This leads to a classic KOTH formula that almost always works: exploring how far Hank will go to protect the people and ideals he loves. After learning that backing out of the deal could cost $10,000 dollars, Hank has only one option: To make his home appear so poorly maintained that it would fail the test of Bud Ferguson, Home Inspector Extraordinaire (using Bill's hilariously dangerous den of sadness–the fan-pull turns on the microwave!–as inspiration). The look on Hank's face as he took a hammer to his up-till-now perfectly maintained gutters was just the right blend of comedy and tragedy: Sure, his obsession with home maintenance is one of KOTH's biggest and best gags, but you still gotta feel for the poor guy–he loves those gutters almost as much as he loves his lawn. Luckily, the inspector recognizes the craftsmanship behind the destruction, failing the Hills and driving off the buyer while allowing Hank to maintain his reputation as a master homeowner.

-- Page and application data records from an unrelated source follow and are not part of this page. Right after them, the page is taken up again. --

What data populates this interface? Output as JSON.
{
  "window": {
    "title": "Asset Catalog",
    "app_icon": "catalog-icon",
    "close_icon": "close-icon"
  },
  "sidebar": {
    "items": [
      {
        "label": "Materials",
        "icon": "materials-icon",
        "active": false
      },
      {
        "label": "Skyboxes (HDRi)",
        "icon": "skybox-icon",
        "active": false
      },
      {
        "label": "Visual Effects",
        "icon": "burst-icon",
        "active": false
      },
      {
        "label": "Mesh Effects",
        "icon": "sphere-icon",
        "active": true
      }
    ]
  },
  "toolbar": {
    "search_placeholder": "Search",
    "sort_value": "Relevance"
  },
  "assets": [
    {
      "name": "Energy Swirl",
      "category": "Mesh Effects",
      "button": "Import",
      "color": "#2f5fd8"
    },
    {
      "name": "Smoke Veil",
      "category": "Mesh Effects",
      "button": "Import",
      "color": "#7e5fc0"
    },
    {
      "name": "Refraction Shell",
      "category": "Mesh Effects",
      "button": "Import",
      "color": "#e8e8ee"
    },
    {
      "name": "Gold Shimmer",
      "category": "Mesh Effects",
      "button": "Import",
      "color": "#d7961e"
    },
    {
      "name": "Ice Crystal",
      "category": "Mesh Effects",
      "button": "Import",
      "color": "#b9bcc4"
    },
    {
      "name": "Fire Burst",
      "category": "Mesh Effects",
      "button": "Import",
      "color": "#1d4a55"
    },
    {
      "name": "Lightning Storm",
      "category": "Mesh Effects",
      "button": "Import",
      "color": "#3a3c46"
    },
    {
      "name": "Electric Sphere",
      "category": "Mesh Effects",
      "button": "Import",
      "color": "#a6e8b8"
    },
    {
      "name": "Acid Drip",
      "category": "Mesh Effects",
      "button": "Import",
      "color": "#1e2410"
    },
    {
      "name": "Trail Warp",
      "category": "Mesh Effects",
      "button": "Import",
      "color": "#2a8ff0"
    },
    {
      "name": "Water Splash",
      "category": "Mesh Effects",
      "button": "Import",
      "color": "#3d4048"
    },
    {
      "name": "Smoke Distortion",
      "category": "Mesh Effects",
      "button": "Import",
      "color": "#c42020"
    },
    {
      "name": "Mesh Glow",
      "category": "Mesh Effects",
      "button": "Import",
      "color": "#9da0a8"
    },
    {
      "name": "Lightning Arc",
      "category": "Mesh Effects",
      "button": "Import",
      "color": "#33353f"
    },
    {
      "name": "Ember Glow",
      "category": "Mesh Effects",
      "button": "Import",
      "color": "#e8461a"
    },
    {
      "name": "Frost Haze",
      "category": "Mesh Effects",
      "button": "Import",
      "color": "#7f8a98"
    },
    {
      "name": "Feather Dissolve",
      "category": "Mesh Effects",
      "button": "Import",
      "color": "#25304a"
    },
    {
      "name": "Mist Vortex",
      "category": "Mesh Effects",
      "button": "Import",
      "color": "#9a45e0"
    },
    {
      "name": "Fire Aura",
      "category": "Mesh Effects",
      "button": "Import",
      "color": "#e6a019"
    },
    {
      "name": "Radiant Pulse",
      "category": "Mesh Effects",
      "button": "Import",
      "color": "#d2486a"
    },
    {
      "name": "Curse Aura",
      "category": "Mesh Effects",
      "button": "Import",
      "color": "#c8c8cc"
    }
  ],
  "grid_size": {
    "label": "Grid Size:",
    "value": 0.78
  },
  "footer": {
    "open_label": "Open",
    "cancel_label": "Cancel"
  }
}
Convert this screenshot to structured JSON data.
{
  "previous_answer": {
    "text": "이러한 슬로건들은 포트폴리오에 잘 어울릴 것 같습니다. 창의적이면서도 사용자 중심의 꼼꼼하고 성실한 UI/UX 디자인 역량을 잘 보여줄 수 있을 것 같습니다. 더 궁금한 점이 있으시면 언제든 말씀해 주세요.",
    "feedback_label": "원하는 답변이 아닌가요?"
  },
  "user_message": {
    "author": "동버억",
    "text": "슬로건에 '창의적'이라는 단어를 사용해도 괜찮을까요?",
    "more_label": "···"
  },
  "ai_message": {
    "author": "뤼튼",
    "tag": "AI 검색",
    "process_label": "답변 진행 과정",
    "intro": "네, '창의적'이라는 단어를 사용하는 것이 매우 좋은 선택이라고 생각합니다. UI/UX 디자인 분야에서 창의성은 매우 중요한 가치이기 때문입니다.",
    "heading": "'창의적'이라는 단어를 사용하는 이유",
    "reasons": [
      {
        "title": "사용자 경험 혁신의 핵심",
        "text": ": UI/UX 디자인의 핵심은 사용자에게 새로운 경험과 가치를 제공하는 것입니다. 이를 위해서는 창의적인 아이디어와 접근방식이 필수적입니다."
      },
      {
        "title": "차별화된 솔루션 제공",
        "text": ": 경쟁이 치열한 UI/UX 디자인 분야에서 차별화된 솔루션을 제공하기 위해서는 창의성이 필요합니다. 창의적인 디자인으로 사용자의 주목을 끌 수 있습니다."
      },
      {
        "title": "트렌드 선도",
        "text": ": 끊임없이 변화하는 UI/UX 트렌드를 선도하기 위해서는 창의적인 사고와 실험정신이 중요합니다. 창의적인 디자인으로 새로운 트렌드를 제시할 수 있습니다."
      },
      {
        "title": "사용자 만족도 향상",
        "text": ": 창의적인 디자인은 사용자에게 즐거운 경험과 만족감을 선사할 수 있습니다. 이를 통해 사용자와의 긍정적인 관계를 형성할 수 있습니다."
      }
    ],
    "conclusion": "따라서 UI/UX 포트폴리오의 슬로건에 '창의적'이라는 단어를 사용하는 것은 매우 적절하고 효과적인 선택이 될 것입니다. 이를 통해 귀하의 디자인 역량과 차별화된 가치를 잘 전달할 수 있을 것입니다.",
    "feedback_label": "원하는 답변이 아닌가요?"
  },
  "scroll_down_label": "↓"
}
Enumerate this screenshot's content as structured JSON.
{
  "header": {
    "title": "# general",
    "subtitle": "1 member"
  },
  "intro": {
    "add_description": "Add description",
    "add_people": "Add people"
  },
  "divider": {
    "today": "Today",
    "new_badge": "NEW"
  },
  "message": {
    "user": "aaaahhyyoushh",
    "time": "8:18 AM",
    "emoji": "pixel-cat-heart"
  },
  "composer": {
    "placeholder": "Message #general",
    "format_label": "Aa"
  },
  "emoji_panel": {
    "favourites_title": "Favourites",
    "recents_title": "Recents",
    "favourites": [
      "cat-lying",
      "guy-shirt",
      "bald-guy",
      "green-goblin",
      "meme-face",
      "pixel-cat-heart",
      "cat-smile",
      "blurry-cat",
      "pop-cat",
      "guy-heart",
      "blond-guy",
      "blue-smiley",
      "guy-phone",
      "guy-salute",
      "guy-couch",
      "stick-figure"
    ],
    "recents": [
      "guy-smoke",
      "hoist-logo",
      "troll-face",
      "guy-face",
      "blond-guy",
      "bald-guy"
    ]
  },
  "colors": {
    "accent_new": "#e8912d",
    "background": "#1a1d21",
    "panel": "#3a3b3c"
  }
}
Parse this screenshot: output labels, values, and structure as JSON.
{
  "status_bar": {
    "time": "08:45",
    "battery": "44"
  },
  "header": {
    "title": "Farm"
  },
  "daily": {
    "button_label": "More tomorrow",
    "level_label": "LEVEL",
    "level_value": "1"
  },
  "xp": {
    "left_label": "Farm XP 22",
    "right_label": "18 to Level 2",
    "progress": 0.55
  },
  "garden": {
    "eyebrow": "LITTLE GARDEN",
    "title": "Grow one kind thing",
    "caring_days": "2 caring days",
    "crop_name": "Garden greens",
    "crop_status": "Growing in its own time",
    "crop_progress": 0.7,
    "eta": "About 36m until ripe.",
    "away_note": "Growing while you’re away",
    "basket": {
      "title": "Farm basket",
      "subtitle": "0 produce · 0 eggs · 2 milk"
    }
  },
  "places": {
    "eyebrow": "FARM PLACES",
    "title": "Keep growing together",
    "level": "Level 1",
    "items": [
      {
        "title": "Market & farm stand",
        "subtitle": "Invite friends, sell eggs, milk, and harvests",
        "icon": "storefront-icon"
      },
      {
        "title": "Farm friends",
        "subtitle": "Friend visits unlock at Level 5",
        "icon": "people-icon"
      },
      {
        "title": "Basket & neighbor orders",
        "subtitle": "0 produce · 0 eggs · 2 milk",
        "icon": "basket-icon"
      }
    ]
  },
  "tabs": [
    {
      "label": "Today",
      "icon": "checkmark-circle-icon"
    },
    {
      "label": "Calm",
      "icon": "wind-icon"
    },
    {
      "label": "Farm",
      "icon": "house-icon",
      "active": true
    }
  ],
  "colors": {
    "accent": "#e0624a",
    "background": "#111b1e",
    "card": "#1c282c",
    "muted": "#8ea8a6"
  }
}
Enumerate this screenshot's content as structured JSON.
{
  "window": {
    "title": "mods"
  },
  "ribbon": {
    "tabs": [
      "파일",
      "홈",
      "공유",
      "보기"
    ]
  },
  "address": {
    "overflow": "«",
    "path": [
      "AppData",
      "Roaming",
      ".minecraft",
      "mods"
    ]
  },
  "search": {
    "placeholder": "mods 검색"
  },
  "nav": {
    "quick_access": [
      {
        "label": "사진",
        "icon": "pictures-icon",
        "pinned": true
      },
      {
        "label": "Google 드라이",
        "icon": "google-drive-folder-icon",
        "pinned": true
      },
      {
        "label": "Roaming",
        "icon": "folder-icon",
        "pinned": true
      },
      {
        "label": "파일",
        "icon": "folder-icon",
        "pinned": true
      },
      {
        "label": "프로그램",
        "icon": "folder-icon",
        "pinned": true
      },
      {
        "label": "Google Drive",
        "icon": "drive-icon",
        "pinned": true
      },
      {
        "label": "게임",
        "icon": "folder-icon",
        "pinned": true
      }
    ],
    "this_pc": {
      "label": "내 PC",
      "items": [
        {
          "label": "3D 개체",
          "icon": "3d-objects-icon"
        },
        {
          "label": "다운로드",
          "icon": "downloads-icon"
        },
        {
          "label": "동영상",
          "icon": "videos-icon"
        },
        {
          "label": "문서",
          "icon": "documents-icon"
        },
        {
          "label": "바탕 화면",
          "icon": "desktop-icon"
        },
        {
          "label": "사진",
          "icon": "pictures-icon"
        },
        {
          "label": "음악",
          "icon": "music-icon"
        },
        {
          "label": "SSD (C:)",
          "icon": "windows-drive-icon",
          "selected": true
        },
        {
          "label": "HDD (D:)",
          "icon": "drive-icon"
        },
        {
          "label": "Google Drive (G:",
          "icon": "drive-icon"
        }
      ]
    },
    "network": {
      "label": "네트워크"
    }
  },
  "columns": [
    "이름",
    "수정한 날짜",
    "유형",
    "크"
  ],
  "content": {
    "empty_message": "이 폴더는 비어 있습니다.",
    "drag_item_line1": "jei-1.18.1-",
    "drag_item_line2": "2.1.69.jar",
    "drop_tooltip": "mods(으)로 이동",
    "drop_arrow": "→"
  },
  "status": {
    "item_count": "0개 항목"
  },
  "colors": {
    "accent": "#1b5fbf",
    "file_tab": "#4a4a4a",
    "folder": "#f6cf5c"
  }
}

Though the two stories dovetailed together (awkwardly–what was with that last-minute wrap-up at the open house?), the home-inspection part was so superior it could've easily stood alone as the main plot, and the episode would've been better for it. It's a very fine line that KOTH walks between absurdity and believability, and whether it stumbles or succeeds usually depends on a subtle emotional undercurrent. The Peggy storyline seemed crass because, well, Peggy can be crass, and there was very little emotional punch riding on whether or not she sold her stupid house, making her and the actors' antics ring pretty hollow. When there's something real at stake, like the family home, even the most ridiculous gags are strengthened by the heart of the story surrounding them. (Some other excellent examples on the absurdity/heart continuum: Cotton teaching post-skydiving-accident Peggy to walk again, Bobby's rabid raccoon, a very Spin-The-Choice Thanksgiving.)

Could I divide this episode in two and give both branches of the plot their own grade, I would, but instead I'll just say that a C- and an A- average out to a

Grade: B

Stray Observations

–I did like how both Hank and Peggy's respective reps were on the line, and how each one's dilemma highlighted their individual obsessions: Hank, his home, and Peggy, herself.

–Dale: "I could rid you of your extremely attractive pests, Hank. I won't say when, I will say scorpions."

–Another reason I wish the second half of the story made up the entire plot: Normally I have a pretty high tolerance for Peggy's selfish behavior, seeing it as a means to a usually rewarding end, but selling the house on a whim is a pretty major fuck-up. I would've liked to have seen her squirm a bit more over the consequences of what she did, incur a little more of Hank's wrath–I love seeing Peggy getting taken down a few, um, pegs.

–Man, I just don't get ferrets. Much less ferret owners.

–There's been a big, Seth MacFarlane-shaped hole in the lineup for over a month now; fear not, though, Family Guy and American Dad both return (supposedly) on the 27th.